Satisfaction does not necessarily indicate a customer’s commitment to spending money with your company. Statistically, there is no strong evidence that satisfaction results in repeat business. More companies are now moving away from satisfaction and toward customer loyalty.

The cost of losing a customer. Achieving and measuring customer loyalty is not as nebulous as you think. Customer loyalty equals customer retention. Customer retention not only means huge profits, it is a key reason e-commerce is evolving so quickly as a strategic enabler in the E2E supply chain.

Here are some noteworthy e-commerce statistics:

Strengthening the customer relationship, and earning customer loyalty, are the major focus for today’s e-commerce initiatives, according to a PricewaterhouseCoopers survey of executives at 83 large international manufacturing firms. Eighty-two percent say that the priority of their e-commerce initiatives is to exchange information with customers. Customer retention ranks second at 63 percent.
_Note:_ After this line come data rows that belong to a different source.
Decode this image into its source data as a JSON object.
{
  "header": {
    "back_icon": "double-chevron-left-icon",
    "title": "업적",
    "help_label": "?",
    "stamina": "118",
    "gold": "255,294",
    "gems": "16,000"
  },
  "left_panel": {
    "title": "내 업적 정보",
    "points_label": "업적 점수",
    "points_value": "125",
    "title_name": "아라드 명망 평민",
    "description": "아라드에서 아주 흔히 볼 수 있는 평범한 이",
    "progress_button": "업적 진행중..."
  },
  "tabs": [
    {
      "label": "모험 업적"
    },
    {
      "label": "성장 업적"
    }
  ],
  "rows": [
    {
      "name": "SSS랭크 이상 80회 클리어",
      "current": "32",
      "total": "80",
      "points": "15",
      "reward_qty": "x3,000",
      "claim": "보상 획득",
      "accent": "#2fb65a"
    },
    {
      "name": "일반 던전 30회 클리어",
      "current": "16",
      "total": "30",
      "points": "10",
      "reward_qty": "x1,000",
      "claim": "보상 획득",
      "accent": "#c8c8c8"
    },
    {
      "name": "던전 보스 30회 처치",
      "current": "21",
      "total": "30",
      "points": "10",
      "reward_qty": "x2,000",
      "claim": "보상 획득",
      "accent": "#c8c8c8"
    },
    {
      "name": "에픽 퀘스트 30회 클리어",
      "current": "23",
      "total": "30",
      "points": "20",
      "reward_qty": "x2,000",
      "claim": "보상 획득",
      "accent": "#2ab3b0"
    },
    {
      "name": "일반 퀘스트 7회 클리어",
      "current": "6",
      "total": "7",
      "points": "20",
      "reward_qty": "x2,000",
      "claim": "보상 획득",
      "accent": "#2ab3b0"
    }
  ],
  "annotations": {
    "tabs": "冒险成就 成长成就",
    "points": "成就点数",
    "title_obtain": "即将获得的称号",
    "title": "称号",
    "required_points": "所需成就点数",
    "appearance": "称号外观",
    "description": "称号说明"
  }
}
The real strength of e-commerce lies in helping companies easily and securely share information with their many partners and customers in an E2E supply chain. It is this knowledge and information sharing that creates one of the strongest loyalty bonds between partners and customers. In fact, 75 percent of survey respondents measure e-commerce success by its ability to increase customer loyalty.
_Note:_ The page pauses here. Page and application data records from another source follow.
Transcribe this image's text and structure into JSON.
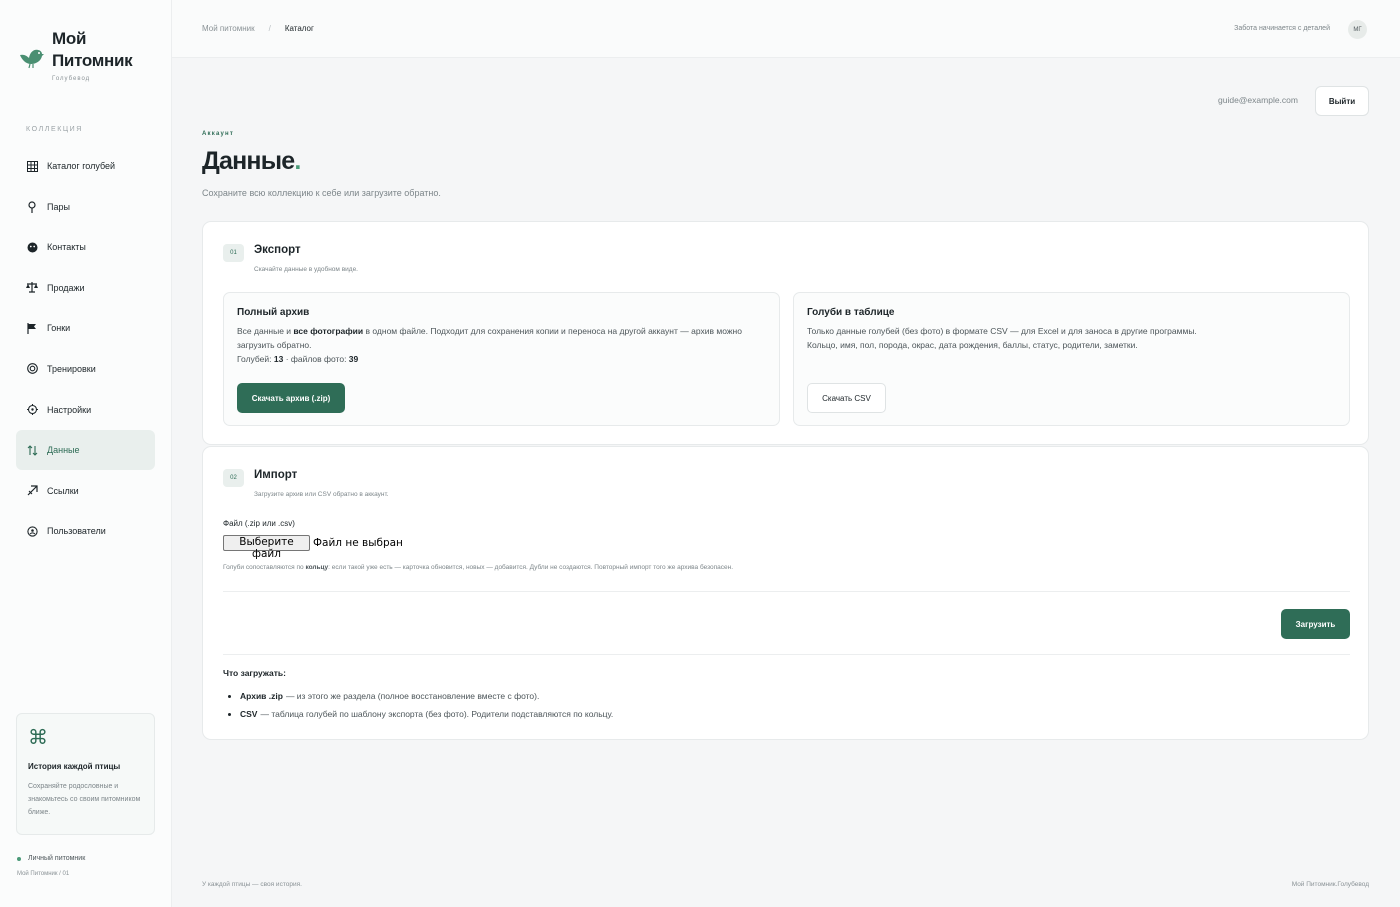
{
  "brand": {
    "title_line1": "Мой",
    "title_line2": "Питомник",
    "subtitle": "Голубевод"
  },
  "sidebar": {
    "heading": "КОЛЛЕКЦИЯ",
    "items": [
      {
        "label": "Каталог голубей",
        "icon": "grid-icon"
      },
      {
        "label": "Пары",
        "icon": "pin-icon"
      },
      {
        "label": "Контакты",
        "icon": "contacts-icon"
      },
      {
        "label": "Продажи",
        "icon": "scale-icon"
      },
      {
        "label": "Гонки",
        "icon": "flag-icon"
      },
      {
        "label": "Тренировки",
        "icon": "target-icon"
      },
      {
        "label": "Настройки",
        "icon": "gear-icon"
      },
      {
        "label": "Данные",
        "icon": "transfer-icon",
        "active": true
      },
      {
        "label": "Ссылки",
        "icon": "link-arrow-icon"
      },
      {
        "label": "Пользователи",
        "icon": "users-icon"
      }
    ],
    "promo": {
      "icon": "command-icon",
      "title": "История каждой птицы",
      "text": "Сохраняйте родословные и знакомьтесь со своим питомником ближе."
    },
    "footer": {
      "status": "Личный питомник",
      "version": "Мой Питомник / 01"
    }
  },
  "topbar": {
    "breadcrumb": [
      "Мой питомник",
      "Каталог"
    ],
    "separator": "/",
    "tagline": "Забота начинается с деталей",
    "avatar": "МГ"
  },
  "account": {
    "email": "guide@example.com",
    "logout_label": "Выйти"
  },
  "header": {
    "eyebrow": "Аккаунт",
    "title": "Данные",
    "title_dot": ".",
    "description": "Сохраните всю коллекцию к себе или загрузите обратно."
  },
  "export": {
    "step": "01",
    "title": "Экспорт",
    "subtitle": "Скачайте данные в удобном виде.",
    "full_archive": {
      "title": "Полный архив",
      "text_before": "Все данные и ",
      "text_bold": "все фотографии",
      "text_after": " в одном файле. Подходит для сохранения копии и переноса на другой аккаунт — архив можно загрузить обратно.",
      "pigeons_label": "Голубей: ",
      "pigeons_count": "13",
      "photos_label": " · файлов фото: ",
      "photos_count": "39",
      "button": "Скачать архив (.zip)"
    },
    "table": {
      "title": "Голуби в таблице",
      "line1": "Только данные голубей (без фото) в формате CSV — для Excel и для заноса в другие программы.",
      "line2": "Кольцо, имя, пол, порода, окрас, дата рождения, баллы, статус, родители, заметки.",
      "button": "Скачать CSV"
    }
  },
  "import": {
    "step": "02",
    "title": "Импорт",
    "subtitle": "Загрузите архив или CSV обратно в аккаунт.",
    "file_label": "Файл (.zip или .csv)",
    "file_button": "Выберите файл",
    "file_status": "Файл не выбран",
    "hint_before": "Голуби сопоставляются по ",
    "hint_bold": "кольцу",
    "hint_after": ": если такой уже есть — карточка обновится, новых — добавится. Дубли не создаются. Повторный импорт того же архива безопасен.",
    "upload_button": "Загрузить",
    "what_title": "Что загружать:",
    "what_items": [
      {
        "bold": "Архив .zip",
        "text": "— из этого же раздела (полное восстановление вместе с фото)."
      },
      {
        "bold": "CSV",
        "text": "— таблица голубей по шаблону экспорта (без фото). Родители подставляются по кольцу."
      }
    ]
  },
  "footer": {
    "left": "У каждой птицы — своя история.",
    "right": "Мой Питомник.Голубевод"
  },
  "colors": {
    "accent": "#2f6d57",
    "accent_soft": "#e9efed",
    "background": "#f5f6f7",
    "text": "#1d2529"
  }
}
Supply chain success has become synonymous with applying some form of process reengineering and enabling software technology. But software always displays some shortcomings. This should be expected because certain processes are what make companies unique. Because you might be the only company performing this activity, no out-of-the-box software package should be expected to manage it.

To ensure the software will be able to handle most expected issues, the rules governing the software’s decision process are usually relaxed to encompass and resolve as many scenarios as possible. Letting the software’s rule-based decision capabilities satisfy your customers’ needs is what we mean by making customer loyalty a rule at your company.
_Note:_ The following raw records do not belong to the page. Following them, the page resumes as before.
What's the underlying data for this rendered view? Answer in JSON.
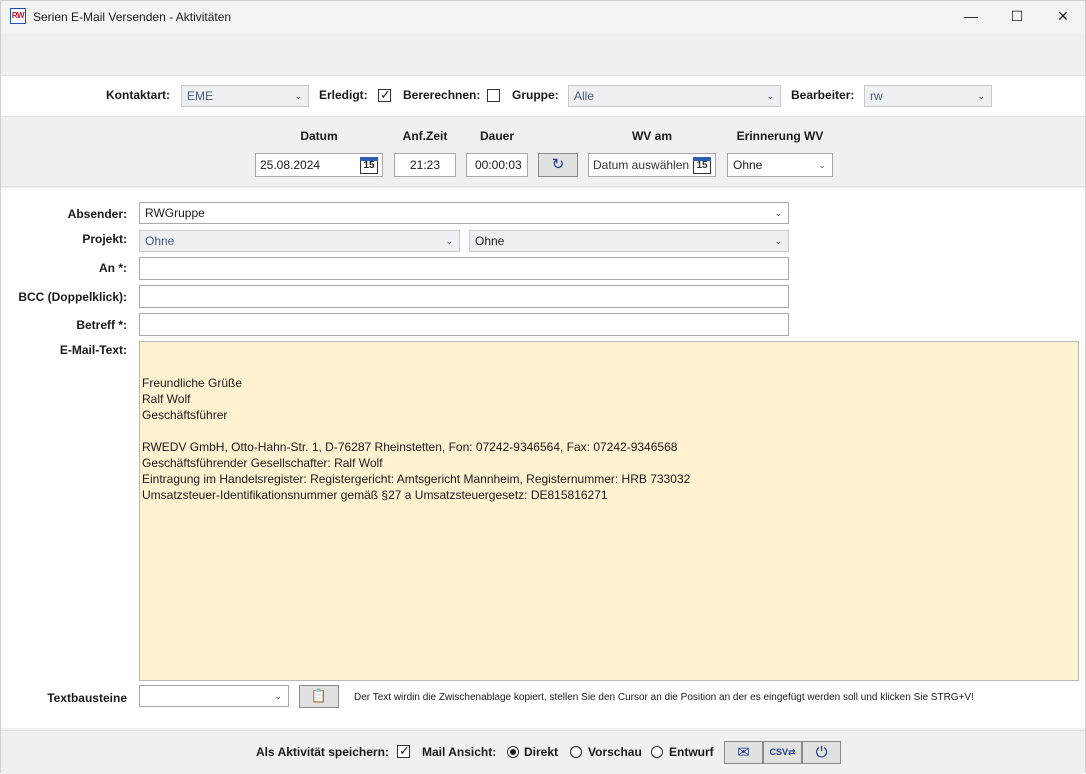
{
  "window": {
    "title": "Serien E-Mail Versenden - Aktivitäten",
    "app_icon_text": "RW",
    "minimize_glyph": "—",
    "maximize_glyph": "☐",
    "close_glyph": "✕"
  },
  "filters": {
    "kontaktart_label": "Kontaktart:",
    "kontaktart_value": "EME",
    "erledigt_label": "Erledigt:",
    "erledigt_checked": true,
    "bererechnen_label": "Bererechnen:",
    "bererechnen_checked": false,
    "gruppe_label": "Gruppe:",
    "gruppe_value": "Alle",
    "bearbeiter_label": "Bearbeiter:",
    "bearbeiter_value": "rw"
  },
  "dates": {
    "datum_label": "Datum",
    "datum_value": "25.08.2024",
    "anfzeit_label": "Anf.Zeit",
    "anfzeit_value": "21:23",
    "dauer_label": "Dauer",
    "dauer_value": "00:00:03",
    "wv_label": "WV am",
    "wv_value": "Datum auswählen",
    "erinnerung_label": "Erinnerung WV",
    "erinnerung_value": "Ohne",
    "calendar_day": "15"
  },
  "form": {
    "absender_label": "Absender:",
    "absender_value": "RWGruppe",
    "projekt_label": "Projekt:",
    "projekt_value_1": "Ohne",
    "projekt_value_2": "Ohne",
    "an_label": "An *:",
    "bcc_label": "BCC (Doppelklick):",
    "betreff_label": "Betreff *:",
    "mailtext_label": "E-Mail-Text:",
    "mail_lines": [
      "Freundliche Grüße",
      "Ralf Wolf",
      "Geschäftsführer",
      "",
      "RWEDV GmbH, Otto-Hahn-Str. 1, D-76287 Rheinstetten, Fon: 07242-9346564, Fax: 07242-9346568",
      "Geschäftsführender Gesellschafter: Ralf Wolf",
      "Eintragung im Handelsregister: Registergericht: Amtsgericht Mannheim, Registernummer: HRB 733032",
      "Umsatzsteuer-Identifikationsnummer gemäß §27 a Umsatzsteuergesetz: DE815816271"
    ],
    "textbausteine_label": "Textbausteine",
    "textbausteine_value": "",
    "hint": "Der Text wirdin die Zwischenablage kopiert, stellen Sie den Cursor an die Position an der es eingefügt werden soll und klicken Sie STRG+V!"
  },
  "bottom": {
    "als_aktivitaet_label": "Als Aktivität speichern:",
    "als_aktivitaet_checked": true,
    "mail_ansicht_label": "Mail Ansicht:",
    "opt_direkt": "Direkt",
    "opt_vorschau": "Vorschau",
    "opt_entwurf": "Entwurf",
    "selected_view": "Direkt",
    "send_icon_glyph": "✉",
    "csv_icon_text": "CSV⇄",
    "power_icon_glyph": "⏻"
  }
}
Your own success will increase the problem of software and process gaps. As your business moves toward an E2E supply chain, your gains in market share diversify the customer, platforms, and participating partner base that you must now work with and support.

Be assured your increasingly diverse customer base will grow faster than your set of products, process and services. This further increases the likelihood of process and software gaps and the need for resolving exceptions. Even the most sophisticated process cannot account for every partner’s and customer’s fast shifting needs, ensuring your E2E supply chain process will have exceptions.

Defining your commitment. It is during the resolution of these exceptions that your company’s commitment to achieving customer loyalty will truly be defined. Resolving exceptions almost always requires two human beings to interact, and one of them will be from your company! Does this person have the training and access to knowledge to help direct the resolution process quickly and correctly? Sharing knowledge with your employees, partners and customers is the raw material of building a loyal employee and customer base within an E2E supply chain.

Most supply chain processes are designed and implemented at a strategic and tactical level, yet people at lower organizational ranks usually make or break strategies. Effectively implementing strategy and measuring success at the front lines is the true test of how a supply chain loyalty system is working, because it is estimated that 90 percent of customer contact is through an organization’s front line.

When resolving exceptions, are your front-line people ready to interact with your customers and partners as representatives of your company within your E2E supply chain? Have they been educated in achieving and solidifying customer loyalty?

When you market your E2E supply chain, resolving unexpected exceptions clearly differentiates you from the others, while clearly defining to your partners and customers your commitment to achieving and measuring true customer loyalty.

Only after achieving these objectives will you know if customer loyalty is the strongest or weakest link in your supply chain.